WM: It’s all that. We don’t play any songs from Joshua Tree yet in our live show, but we could if we develop in that direction! Other than that, all we’re trying to do is be present, listen to each other and commit to whatever choice we make. It’s kind of like living life.
NL: You released Joshua Tree for free download. Why did you decide to do that?
WM: We really don’t believe that art should cost money. I think humans should live together like nature does, where plants and animals gift each other. A free of charge service. I would love to live by that principal and give our tracks to whoever wants to listen to them. But unfortunately, we are also kind of trapped in the same economy as everyone else. Mike has a lot of student debt, and we have to make a steady income.

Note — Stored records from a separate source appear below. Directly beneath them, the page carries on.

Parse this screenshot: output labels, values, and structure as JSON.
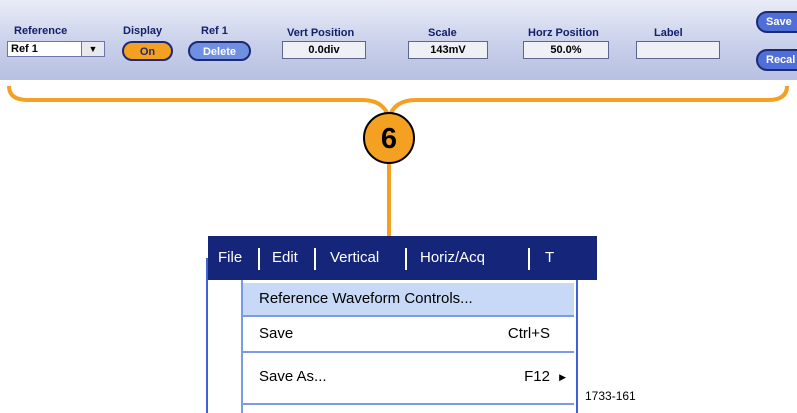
{
  "control_bar": {
    "reference_label": "Reference",
    "reference_value": "Ref 1",
    "display_label": "Display",
    "display_value": "On",
    "ref_label": "Ref 1",
    "delete_label": "Delete",
    "vert_position_label": "Vert Position",
    "vert_position_value": "0.0div",
    "scale_label": "Scale",
    "scale_value": "143mV",
    "horz_position_label": "Horz Position",
    "horz_position_value": "50.0%",
    "label_label": "Label",
    "label_value": "",
    "save_label": "Save",
    "recall_label": "Recal"
  },
  "callout": {
    "step_number": "6"
  },
  "menu_bar": {
    "items": [
      "File",
      "Edit",
      "Vertical",
      "Horiz/Acq",
      "T"
    ]
  },
  "dropdown": {
    "items": [
      {
        "label": "Reference Waveform Controls...",
        "shortcut": ""
      },
      {
        "label": "Save",
        "shortcut": "Ctrl+S"
      },
      {
        "label": "Save As...",
        "shortcut": "F12"
      }
    ]
  },
  "figure_id": "1733-161",
  "colors": {
    "menubar": "#14257a",
    "accent": "#f4a020",
    "highlight": "#c7d9f6"
  }
}
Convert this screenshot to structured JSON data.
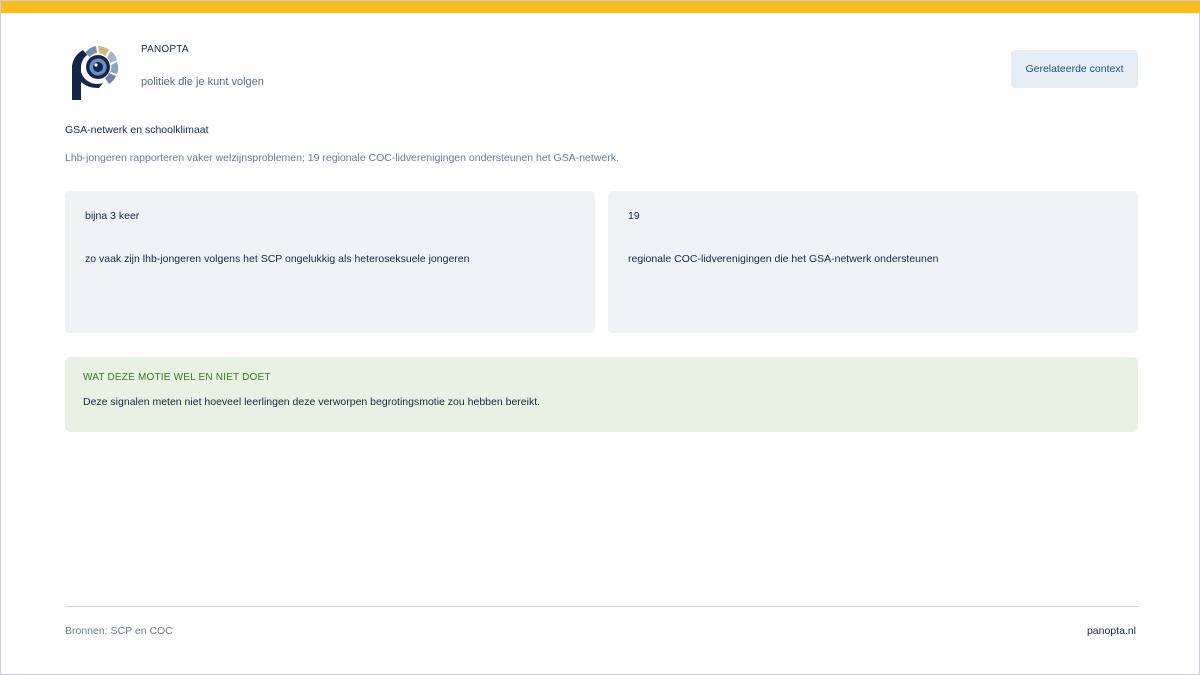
{
  "header": {
    "brand": "PANOPTA",
    "tagline": "politiek die je kunt volgen",
    "context_button": "Gerelateerde context",
    "logo_icon": "panopta-eye-logo-icon"
  },
  "main": {
    "title": "GSA-netwerk en schoolklimaat",
    "subtitle": "Lhb-jongeren rapporteren vaker welzijnsproblemen; 19 regionale COC-lidverenigingen ondersteunen het GSA-netwerk.",
    "stats": [
      {
        "value": "bijna 3 keer",
        "description": "zo vaak zijn lhb-jongeren volgens het SCP ongelukkig als heteroseksuele jongeren"
      },
      {
        "value": "19",
        "description": "regionale COC-lidverenigingen die het GSA-netwerk ondersteunen"
      }
    ],
    "note": {
      "label": "WAT DEZE MOTIE WEL EN NIET DOET",
      "text": "Deze signalen meten niet hoeveel leerlingen deze verworpen begrotingsmotie zou hebben bereikt."
    }
  },
  "footer": {
    "sources": "Bronnen: SCP en COC",
    "site": "panopta.nl"
  },
  "colors": {
    "accent_bar": "#fbbd1e",
    "navy": "#16264a",
    "card_bg": "#eff3f7",
    "note_bg": "#e7f2e3",
    "note_label": "#3b7a1f"
  }
}
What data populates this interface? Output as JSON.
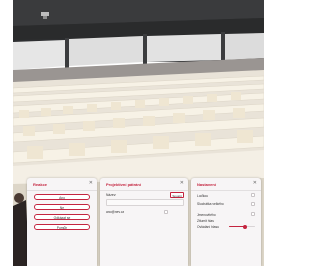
{
  "colors": {
    "accent": "#c4243f",
    "panel_bg": "#f7f5f6"
  },
  "panels": {
    "reactions": {
      "title": "Reakce",
      "buttons": [
        "Ano",
        "Ne",
        "Odkázat se",
        "Pomůh"
      ]
    },
    "lecture": {
      "title": "Projektivní pátrání",
      "name_label": "Název:",
      "action_button": "Spustit",
      "input_placeholder": "",
      "user": "ano@nev.cz"
    },
    "settings": {
      "title": "Nastavení",
      "options": [
        "Loďkou",
        "Sluchátka velkého",
        "Jmenovitého",
        "Ztlumit hlas"
      ],
      "slider_label": "Ovládání hlasu",
      "volume_fraction": 0.6
    }
  }
}
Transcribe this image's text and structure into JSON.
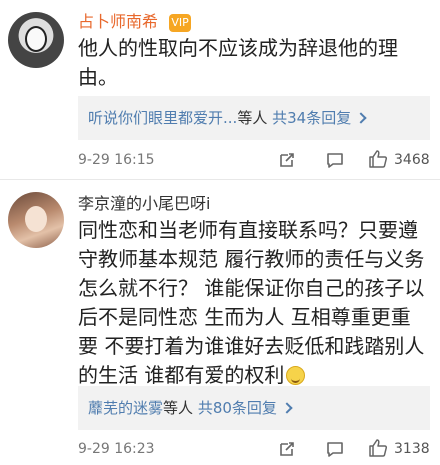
{
  "comments": [
    {
      "username": "占卜师南希",
      "badge": "VIP",
      "text": "他人的性取向不应该成为辞退他的理由。",
      "reply_link": "听说你们眼里都爱开...",
      "reply_mid": "等人",
      "reply_total": "共34条回复",
      "time": "9-29 16:15",
      "likes": "3468",
      "icons": [
        "share-icon",
        "comment-icon",
        "thumbs-up-icon"
      ]
    },
    {
      "username": "李京潼的小尾巴呀i",
      "text": "同性恋和当老师有直接联系吗？只要遵守教师基本规范 履行教师的责任与义务怎么就不行？ 谁能保证你自己的孩子以后不是同性恋 生而为人 互相尊重更重要 不要打着为谁谁好去贬低和践踏别人的生活 谁都有爱的权利",
      "reply_link": "蘼芜的迷雾",
      "reply_mid": "等人",
      "reply_total": "共80条回复",
      "time": "9-29 16:23",
      "likes": "3138",
      "icons": [
        "share-icon",
        "comment-icon",
        "thumbs-up-icon",
        "smile-emoji-icon"
      ]
    }
  ],
  "colors": {
    "vip_name": "#e8682c",
    "link": "#507daf",
    "reply_bg": "#f2f2f2"
  }
}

But whenever we have money to survive or keep going, we also want to gift, share and not charge. Our main goal is not to make funds, our goal is to make a positive impact musically on this planet. And on that note, we’re all vegans. We promote local food, the co-op, being a vegan chef, we have a cooking blog. We want to put our energy to upholding these values. I think giving things away for free is hopefully inspiring others to do the same. Social change starts with an individual.
NL: You’re coming back to Seattle, a city known for leaning progressive on social change (that also has great vegan food!), for two holiday shows at Nectar Lounge: April Fool’s Day and Cinco de Mayo. Are you fans of Seattle?
WM: We love that part of the country, the wet and the beautiful green. It’s really really wonderful. We’re actually going to rent a house for a couple months in Portland. We’ll be close to Seattle, enjoying living among the tall and luscious trees.
NL: Well we’re excited to have you as our neighbors! And for your upcoming shows.